In the interests of public health and safety, our coronavirus news articles are free for anyone to access. However, The Globe depends on subscription revenue to support our journalism. If you are able, please subscribe to If you are already a subscriber, thank you for your support.

Your subscription helps The Globe and Mail provide readers with critical news at a critical time. Thank you for your continued support. We also hope you will share important coronavirus news articles with your friends and family. In the interest of public health and safety, all our coronavirus news articles are free for anyone to access.

Your Globe

Build your personal news feed

  1. Follow topics and authors relevant to your reading interests.
  2. Check your Following feed daily, and never miss an article. Access your Following feed from your account menu at the top right corner of every page.

Follow topics related to this article:

View more suggestions in Following Read more about following topics and authors
Report an error Editorial code of conduct
Due to technical reasons, we have temporarily removed commenting from our articles. We hope to have this fixed soon. Thank you for your patience. If you are looking to give feedback on our new site, please send it along to If you want to write a letter to the editor, please forward to

Welcome to The Globe and Mail’s comment community. This is a space where subscribers can engage with each other and Globe staff. Non-subscribers can read and sort comments but will not be able to engage with them in any way. Click here to subscribe.

If you would like to write a letter to the editor, please forward it to Readers can also interact with The Globe on Facebook and Twitter .

Welcome to The Globe and Mail’s comment community. This is a space where subscribers can engage with each other and Globe staff. Non-subscribers can read and sort comments but will not be able to engage with them in any way. Click here to subscribe.

If you would like to write a letter to the editor, please forward it to Readers can also interact with The Globe on Facebook and Twitter .

Welcome to The Globe and Mail’s comment community. This is a space where subscribers can engage with each other and Globe staff.

We aim to create a safe and valuable space for discussion and debate. That means:

  • Treat others as you wish to be treated
  • Criticize ideas, not people
  • Stay on topic
  • Avoid the use of toxic and offensive language
  • Flag bad behaviour

Comments that violate our community guidelines will be removed.

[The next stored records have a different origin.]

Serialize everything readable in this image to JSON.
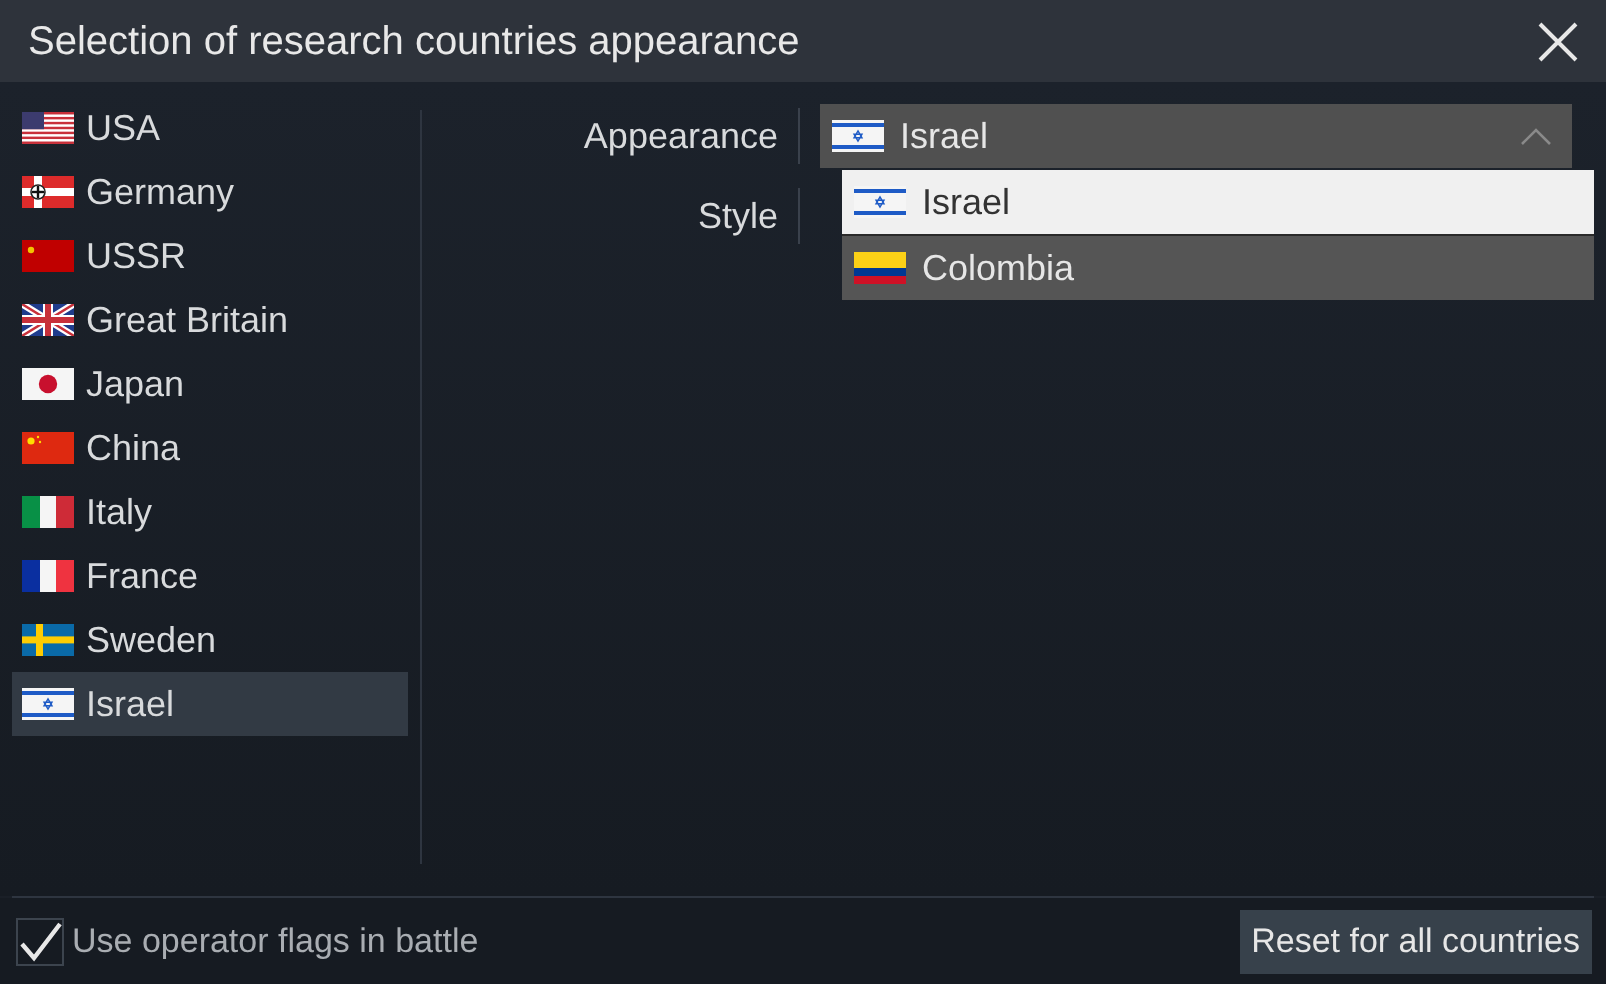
{
  "window": {
    "title": "Selection of research countries appearance"
  },
  "countries": [
    {
      "label": "USA",
      "kind": "usa",
      "selected": false
    },
    {
      "label": "Germany",
      "kind": "germany",
      "selected": false
    },
    {
      "label": "USSR",
      "kind": "ussr",
      "selected": false
    },
    {
      "label": "Great Britain",
      "kind": "britain",
      "selected": false
    },
    {
      "label": "Japan",
      "kind": "japan",
      "selected": false
    },
    {
      "label": "China",
      "kind": "china",
      "selected": false
    },
    {
      "label": "Italy",
      "kind": "italy",
      "selected": false
    },
    {
      "label": "France",
      "kind": "france",
      "selected": false
    },
    {
      "label": "Sweden",
      "kind": "sweden",
      "selected": false
    },
    {
      "label": "Israel",
      "kind": "israel",
      "selected": true
    }
  ],
  "appearance": {
    "label": "Appearance",
    "value": "Israel",
    "kind": "israel",
    "expanded": true,
    "options": [
      {
        "label": "Israel",
        "kind": "israel",
        "selected": true
      },
      {
        "label": "Colombia",
        "kind": "colombia",
        "selected": false
      }
    ]
  },
  "style": {
    "label": "Style"
  },
  "footer": {
    "checkbox": {
      "label": "Use operator flags in battle",
      "checked": true
    },
    "reset_button": "Reset for all countries"
  }
}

Read our community guidelines here

Discussion loading ...

To view this site properly, enable cookies in your browser. Read our privacy policy to learn more.
How to enable cookies